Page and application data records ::
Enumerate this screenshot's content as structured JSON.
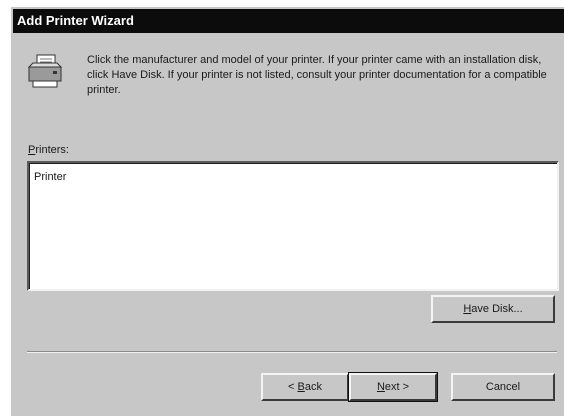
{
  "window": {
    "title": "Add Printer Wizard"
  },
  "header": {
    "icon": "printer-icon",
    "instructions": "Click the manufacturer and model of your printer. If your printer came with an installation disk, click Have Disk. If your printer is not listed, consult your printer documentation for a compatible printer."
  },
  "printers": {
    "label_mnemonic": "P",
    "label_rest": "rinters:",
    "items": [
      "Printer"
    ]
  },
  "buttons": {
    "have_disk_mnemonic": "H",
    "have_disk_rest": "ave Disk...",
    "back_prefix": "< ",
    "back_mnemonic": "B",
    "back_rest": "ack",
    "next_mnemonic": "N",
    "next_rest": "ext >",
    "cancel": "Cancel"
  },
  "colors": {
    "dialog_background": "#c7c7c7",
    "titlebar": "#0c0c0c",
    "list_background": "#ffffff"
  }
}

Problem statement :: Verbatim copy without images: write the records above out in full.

Your solution ::
Enumerate this screenshot's content as structured JSON.
{
  "window": {
    "title": "Add Printer Wizard"
  },
  "header": {
    "icon": "printer-icon",
    "instructions": "Click the manufacturer and model of your printer. If your printer came with an installation disk, click Have Disk. If your printer is not listed, consult your printer documentation for a compatible printer."
  },
  "printers": {
    "label_mnemonic": "P",
    "label_rest": "rinters:",
    "items": [
      "Printer"
    ]
  },
  "buttons": {
    "have_disk_mnemonic": "H",
    "have_disk_rest": "ave Disk...",
    "back_prefix": "< ",
    "back_mnemonic": "B",
    "back_rest": "ack",
    "next_mnemonic": "N",
    "next_rest": "ext >",
    "cancel": "Cancel"
  },
  "colors": {
    "dialog_background": "#c7c7c7",
    "titlebar": "#0c0c0c",
    "list_background": "#ffffff"
  }
}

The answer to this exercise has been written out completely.